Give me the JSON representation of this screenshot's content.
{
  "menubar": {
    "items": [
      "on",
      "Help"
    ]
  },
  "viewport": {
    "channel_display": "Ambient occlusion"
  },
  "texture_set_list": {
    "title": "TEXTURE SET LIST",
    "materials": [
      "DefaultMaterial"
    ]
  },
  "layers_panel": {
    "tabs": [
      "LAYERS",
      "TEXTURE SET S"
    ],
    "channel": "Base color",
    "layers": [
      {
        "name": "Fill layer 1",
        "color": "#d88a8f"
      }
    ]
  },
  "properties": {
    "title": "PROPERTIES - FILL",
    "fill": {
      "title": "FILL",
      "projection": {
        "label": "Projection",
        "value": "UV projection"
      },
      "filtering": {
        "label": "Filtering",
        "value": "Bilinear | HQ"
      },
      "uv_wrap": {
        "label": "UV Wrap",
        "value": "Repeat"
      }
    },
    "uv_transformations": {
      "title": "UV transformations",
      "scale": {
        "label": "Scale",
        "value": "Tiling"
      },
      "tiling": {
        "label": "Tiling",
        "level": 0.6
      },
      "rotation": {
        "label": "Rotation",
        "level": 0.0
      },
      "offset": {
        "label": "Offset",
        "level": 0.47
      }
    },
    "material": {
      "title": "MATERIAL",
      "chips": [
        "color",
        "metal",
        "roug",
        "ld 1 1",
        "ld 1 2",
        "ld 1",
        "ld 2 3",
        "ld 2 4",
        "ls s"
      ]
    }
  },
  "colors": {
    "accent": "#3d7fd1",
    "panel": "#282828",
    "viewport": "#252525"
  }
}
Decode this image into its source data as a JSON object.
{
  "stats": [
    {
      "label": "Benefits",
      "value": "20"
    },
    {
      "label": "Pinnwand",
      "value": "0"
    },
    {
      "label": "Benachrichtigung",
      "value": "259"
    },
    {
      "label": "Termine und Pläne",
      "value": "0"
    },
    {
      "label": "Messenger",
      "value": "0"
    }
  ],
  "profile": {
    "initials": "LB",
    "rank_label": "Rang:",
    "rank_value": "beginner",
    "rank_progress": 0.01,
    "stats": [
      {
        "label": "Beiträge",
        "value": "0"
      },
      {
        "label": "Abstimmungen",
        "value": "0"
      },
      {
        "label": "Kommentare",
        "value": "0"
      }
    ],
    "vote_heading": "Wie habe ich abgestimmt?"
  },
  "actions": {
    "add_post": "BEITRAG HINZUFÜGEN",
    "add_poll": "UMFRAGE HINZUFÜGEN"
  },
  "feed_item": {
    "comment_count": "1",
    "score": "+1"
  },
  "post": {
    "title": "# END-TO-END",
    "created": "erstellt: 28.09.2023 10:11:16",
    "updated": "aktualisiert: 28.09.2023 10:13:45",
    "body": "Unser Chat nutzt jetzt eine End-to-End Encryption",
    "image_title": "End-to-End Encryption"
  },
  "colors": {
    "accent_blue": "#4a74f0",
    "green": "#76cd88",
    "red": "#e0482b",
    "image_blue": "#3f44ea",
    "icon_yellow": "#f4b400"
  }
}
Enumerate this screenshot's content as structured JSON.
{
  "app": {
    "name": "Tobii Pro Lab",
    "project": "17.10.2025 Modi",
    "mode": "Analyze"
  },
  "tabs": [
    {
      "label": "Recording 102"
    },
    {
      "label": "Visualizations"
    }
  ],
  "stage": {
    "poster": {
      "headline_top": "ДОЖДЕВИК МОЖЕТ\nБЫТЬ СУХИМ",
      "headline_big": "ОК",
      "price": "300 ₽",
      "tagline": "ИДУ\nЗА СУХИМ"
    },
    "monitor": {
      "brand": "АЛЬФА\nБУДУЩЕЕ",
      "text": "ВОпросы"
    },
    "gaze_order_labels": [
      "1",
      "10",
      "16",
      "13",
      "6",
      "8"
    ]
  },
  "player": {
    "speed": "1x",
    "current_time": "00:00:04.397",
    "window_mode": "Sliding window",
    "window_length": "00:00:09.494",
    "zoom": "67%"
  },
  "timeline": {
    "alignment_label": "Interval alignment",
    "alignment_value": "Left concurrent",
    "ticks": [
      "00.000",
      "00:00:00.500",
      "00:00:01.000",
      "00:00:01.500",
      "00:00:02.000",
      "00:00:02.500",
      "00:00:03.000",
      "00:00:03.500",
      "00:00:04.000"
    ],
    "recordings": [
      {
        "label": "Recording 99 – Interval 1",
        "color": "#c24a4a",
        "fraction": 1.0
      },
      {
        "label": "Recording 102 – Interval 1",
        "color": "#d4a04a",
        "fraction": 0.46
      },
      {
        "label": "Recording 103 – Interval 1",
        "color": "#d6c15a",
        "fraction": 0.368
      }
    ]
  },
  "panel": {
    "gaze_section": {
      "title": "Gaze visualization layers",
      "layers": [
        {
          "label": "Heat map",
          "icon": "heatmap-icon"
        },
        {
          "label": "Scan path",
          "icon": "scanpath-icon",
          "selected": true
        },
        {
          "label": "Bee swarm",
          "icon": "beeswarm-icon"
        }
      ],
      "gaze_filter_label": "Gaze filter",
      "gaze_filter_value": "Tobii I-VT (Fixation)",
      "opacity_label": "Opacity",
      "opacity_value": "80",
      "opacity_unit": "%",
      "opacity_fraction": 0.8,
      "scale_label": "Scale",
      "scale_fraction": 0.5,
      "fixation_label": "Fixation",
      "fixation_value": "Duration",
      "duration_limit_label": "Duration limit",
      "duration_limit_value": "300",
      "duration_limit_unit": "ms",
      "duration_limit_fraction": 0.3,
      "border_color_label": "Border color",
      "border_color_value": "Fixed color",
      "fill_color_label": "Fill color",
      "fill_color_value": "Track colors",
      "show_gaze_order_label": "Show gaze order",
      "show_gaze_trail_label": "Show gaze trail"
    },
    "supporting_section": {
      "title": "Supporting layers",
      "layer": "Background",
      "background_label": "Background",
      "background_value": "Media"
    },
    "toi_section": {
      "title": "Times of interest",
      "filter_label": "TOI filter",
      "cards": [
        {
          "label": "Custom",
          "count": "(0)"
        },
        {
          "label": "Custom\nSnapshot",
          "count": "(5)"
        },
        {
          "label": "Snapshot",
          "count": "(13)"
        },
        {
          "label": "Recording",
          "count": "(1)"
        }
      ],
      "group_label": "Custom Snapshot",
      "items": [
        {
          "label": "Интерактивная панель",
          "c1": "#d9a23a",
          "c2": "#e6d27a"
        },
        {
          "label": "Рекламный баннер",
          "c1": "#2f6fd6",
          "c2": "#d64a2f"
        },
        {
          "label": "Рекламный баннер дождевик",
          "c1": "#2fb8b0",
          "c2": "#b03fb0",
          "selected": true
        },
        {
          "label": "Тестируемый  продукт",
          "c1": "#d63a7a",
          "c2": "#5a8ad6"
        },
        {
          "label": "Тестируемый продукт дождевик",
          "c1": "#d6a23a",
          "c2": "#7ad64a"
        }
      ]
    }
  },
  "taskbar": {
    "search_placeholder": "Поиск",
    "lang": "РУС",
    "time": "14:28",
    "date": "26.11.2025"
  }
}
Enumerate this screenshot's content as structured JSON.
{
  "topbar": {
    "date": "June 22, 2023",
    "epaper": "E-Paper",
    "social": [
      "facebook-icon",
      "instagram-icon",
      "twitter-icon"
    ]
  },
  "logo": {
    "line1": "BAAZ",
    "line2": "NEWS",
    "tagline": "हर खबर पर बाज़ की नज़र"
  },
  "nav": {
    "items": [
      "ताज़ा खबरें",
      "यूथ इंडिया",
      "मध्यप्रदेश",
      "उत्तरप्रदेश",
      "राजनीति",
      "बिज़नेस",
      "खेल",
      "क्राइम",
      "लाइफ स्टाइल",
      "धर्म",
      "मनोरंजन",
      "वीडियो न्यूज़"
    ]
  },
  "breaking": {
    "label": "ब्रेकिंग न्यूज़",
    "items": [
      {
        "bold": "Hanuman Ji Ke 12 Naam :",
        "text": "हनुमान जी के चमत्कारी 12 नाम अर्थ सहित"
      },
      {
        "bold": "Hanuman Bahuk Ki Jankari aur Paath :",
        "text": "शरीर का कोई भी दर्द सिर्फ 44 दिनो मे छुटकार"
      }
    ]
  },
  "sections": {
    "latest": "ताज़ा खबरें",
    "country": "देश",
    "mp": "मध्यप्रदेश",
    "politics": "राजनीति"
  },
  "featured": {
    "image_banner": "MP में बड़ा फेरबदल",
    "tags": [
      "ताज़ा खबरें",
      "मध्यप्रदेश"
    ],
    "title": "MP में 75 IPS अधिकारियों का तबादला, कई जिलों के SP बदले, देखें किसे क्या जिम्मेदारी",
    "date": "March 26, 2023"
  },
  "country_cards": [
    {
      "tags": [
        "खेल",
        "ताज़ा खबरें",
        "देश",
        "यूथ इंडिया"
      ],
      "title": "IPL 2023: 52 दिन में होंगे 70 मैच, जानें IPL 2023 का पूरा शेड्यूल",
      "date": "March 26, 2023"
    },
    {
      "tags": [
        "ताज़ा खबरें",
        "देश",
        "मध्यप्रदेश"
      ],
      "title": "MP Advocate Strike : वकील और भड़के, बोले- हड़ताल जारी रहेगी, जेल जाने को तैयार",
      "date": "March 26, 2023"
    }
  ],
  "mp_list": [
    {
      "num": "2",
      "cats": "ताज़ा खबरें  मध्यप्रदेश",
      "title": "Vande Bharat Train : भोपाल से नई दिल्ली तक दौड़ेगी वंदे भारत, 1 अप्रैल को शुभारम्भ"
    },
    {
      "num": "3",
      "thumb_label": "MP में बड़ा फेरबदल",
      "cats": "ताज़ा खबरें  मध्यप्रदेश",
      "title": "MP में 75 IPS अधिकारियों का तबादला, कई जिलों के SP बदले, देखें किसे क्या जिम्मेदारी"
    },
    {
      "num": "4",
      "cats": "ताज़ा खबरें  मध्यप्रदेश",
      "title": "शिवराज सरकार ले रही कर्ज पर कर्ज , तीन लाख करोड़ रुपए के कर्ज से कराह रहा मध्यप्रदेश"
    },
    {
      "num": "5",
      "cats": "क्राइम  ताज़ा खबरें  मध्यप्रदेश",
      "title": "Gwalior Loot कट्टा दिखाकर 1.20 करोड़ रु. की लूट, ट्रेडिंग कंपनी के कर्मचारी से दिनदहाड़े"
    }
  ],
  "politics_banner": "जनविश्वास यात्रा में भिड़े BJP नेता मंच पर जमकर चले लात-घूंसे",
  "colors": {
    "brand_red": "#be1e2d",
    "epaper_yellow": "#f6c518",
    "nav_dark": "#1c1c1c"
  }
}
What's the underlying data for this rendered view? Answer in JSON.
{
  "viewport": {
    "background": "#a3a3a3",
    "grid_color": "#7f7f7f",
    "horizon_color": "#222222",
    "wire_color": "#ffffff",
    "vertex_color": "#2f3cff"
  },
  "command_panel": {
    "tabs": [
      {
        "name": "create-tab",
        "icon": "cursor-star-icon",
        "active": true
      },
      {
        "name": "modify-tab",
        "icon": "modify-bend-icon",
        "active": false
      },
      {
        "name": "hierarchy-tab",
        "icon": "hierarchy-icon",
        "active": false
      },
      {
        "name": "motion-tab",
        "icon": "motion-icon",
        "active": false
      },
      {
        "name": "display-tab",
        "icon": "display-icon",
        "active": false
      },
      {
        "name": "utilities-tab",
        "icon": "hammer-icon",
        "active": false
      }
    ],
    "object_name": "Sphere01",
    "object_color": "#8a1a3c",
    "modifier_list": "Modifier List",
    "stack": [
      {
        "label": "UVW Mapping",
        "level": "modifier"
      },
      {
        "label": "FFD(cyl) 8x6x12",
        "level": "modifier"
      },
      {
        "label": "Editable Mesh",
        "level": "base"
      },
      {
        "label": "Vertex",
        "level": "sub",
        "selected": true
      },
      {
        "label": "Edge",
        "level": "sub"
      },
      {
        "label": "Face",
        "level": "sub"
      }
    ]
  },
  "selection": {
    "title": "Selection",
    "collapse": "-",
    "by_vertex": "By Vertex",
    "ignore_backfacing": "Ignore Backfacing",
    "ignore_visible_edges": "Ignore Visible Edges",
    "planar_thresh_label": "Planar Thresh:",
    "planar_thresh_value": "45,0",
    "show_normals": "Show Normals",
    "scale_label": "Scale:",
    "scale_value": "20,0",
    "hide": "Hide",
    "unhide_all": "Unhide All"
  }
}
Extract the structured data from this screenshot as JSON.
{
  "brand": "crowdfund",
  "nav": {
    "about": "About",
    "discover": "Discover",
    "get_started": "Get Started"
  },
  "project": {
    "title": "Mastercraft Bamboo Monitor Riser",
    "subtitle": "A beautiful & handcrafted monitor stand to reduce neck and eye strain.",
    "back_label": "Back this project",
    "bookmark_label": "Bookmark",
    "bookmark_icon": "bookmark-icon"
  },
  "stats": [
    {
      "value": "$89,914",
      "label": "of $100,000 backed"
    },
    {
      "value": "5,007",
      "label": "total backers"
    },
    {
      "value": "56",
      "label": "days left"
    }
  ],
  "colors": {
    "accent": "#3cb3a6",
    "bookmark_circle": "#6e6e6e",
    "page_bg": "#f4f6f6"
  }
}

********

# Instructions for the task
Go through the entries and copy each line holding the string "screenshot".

# Output
Give me the JSON representation of this screenshot's content.
Enumerate this screenshot's content as structured JSON.
Enumerate this screenshot's content as structured JSON.
Extract the structured data from this screenshot as JSON.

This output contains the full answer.